> Award for Literary Criticism for ⌠Hard Facts,■ interviewed in
> ⌠Colloquy,■ the alumni magazine of the Harvard grad school. The entire
> interview is, allegedly, available at
> Fisher: People were looking to Tolstoy or George Eliot to talk about
> everything of substantial moral weight because they were themselves some
> distance from religious sources. There was going to be a cooperative
> spiritual relationship between philosophers and novelists and so on
> about existential issues. People hadn▓t liberated themselves from
> looking to one master source of wisdom. Now, we▓re a more complexly
> secularized culture. One of the things that separates today▓s novel
> from that of the 19th century is the roles its trying to fill.
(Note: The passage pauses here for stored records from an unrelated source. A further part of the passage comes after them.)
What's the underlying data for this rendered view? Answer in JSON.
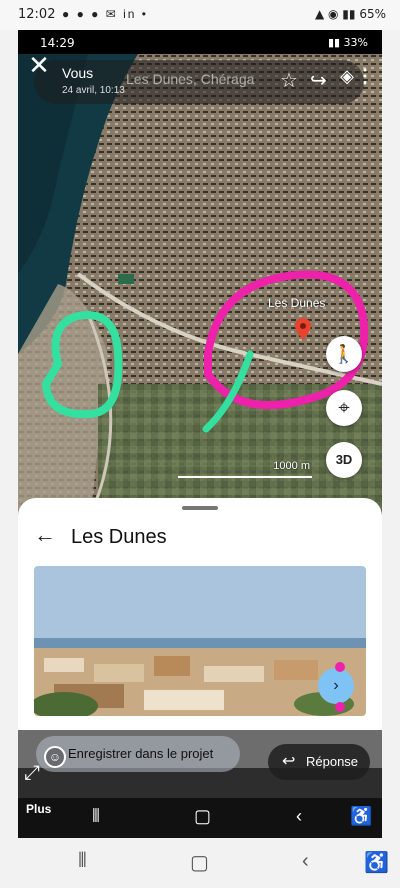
{
  "outer_status": {
    "time": "12:02",
    "app_icons": "● ● ● ✉ in •",
    "battery": "65%"
  },
  "inner_status": {
    "time": "14:29",
    "battery": "33%"
  },
  "header": {
    "user": "Vous",
    "date": "24 avril, 10:13",
    "place": "Les Dunes, Chéraga"
  },
  "map": {
    "place_label": "Les Dunes",
    "scale": "1000 m",
    "three_d_label": "3D",
    "annotation_colors": [
      "#ee22aa",
      "#33e0a0"
    ]
  },
  "sheet": {
    "title": "Les Dunes"
  },
  "actions": {
    "save_label": "Enregistrer dans le projet",
    "reply_label": "Réponse",
    "more_label": "Plus"
  },
  "icons": [
    "close-icon",
    "star-icon",
    "share-icon",
    "layers-icon",
    "more-vert-icon",
    "pin-icon",
    "pegman-icon",
    "locate-icon",
    "back-arrow-icon",
    "chevron-right-icon",
    "emoji-icon",
    "expand-icon",
    "reply-icon"
  ]
}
> Q: Which accounts for the slimmer books of today.
> Fisher: Or the element of play. It▓s one of the things most
> incompatible with that [Victorian] high seriousness. For me, one of the
> absolutely great careers stretching into the second half of the 20th
> century is Nabokov▓s, which is based on toying with language and a
> remarkably intellectual relation to moral life. Nabokov▓s central
> emphasis on cruelty as a moral vice demonstrates that you don▓t have to
> sacrifice the moral domain when you engage in lightness and gamelike
> behavior. . . . .
> Q: You have written that no work can become a classic in its own time.
> That said, would you hazard any recent contenders?
> Fisher: I think I wouldn▓t. The last thing you can feel confident about
> is ⌠Lolita,■ an American classic and a classic of language and
> observation. . . . . The embarrassment of premature classic status is
> clear when you consider ⌠Dr. Zhivago.■ When it was published it was
> immediately taught, and every course went from Homer to Tolstoy to ⌠Dr.
> Zhivago.■ The same was true in recent years of ⌠One Hundred Years of
> Solitude.■ . . . . .At this point there▓s a temptation to think it▓s
> going to be a big book because at the beginning of the 20th century we
> had ⌠Ulysses.■ The instance of ⌠Lolita,■ a sly and tiny classic, is a
> sign that it doesn▓t happen where you think it will.